The writer is clearly not campaigning for Hejaz or, for the others in custody under the PTA, that they are innocent. If they are found guilty by a court of law, let them be punished.The emphasis of this column is that suspects should be handled in accordance with the laid down legal procedures. Apply the rule of law and avoid rule by law. Arbitrary actions are prohibited even under international law. Sri Lanka is an unconditional signatory to many international instruments protecting equality in multiple fields. See, Right to equality: The new frontier of judicial activism, by Deepika Udagama.

The Geneva based Association for the Prevention of Torture (APT) in its monitoring guidelines on detention centers, states:

“Depriving a person of his or her liberty is a serious coercive act by the State, with inherent risks of human rights abuses. Through the loss of liberty, the detained person comes to depend almost entirely on the authorities and public officials to guarantee his or her protection, rights, and means of existence. The possibilities for persons deprived of their liberty to influence their own fate are limited, if not non-existent.”

Never Deprive

Neither does acceptance of the right of a person make that person noble nor does non-acceptance make that person ignoble. The basic rights of a person are intrinsic to his self as a person and is deep-rooted in the nucleus of his naturally endowed liberty. He should never be deprived of it by arbitrary action or the denial of justice but by the due process of the law.

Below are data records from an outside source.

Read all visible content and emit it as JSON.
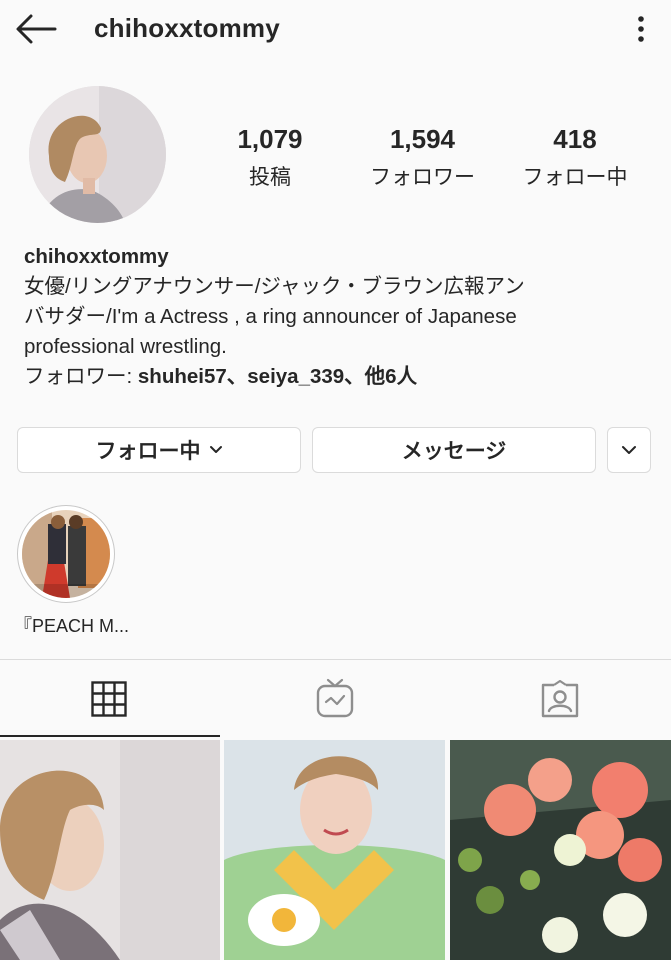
{
  "header": {
    "title": "chihoxxtommy",
    "back_icon": "arrow-left-icon",
    "more_icon": "more-vertical-icon"
  },
  "stats": [
    {
      "value": "1,079",
      "label": "投稿"
    },
    {
      "value": "1,594",
      "label": "フォロワー"
    },
    {
      "value": "418",
      "label": "フォロー中"
    }
  ],
  "bio": {
    "name": "chihoxxtommy",
    "line1": "女優/リングアナウンサー/ジャック・ブラウン広報アン",
    "line2": "バサダー/I'm a Actress , a ring announcer of Japanese",
    "line3": "professional wrestling.",
    "followed_prefix": "フォロワー: ",
    "followed_users": "shuhei57、seiya_339、他6人"
  },
  "actions": {
    "following_label": "フォロー中",
    "message_label": "メッセージ"
  },
  "highlights": [
    {
      "label": "『PEACH M..."
    }
  ],
  "tabs": [
    "grid-icon",
    "igtv-icon",
    "tagged-icon"
  ],
  "colors": {
    "text": "#262626",
    "border": "#dbdbdb",
    "background": "#fafafa"
  }
}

https://www.colombotelegraph.com/index.php/hejaaz-hizbullah-the-shining-young-attorney-held-incommunicado/

Login Form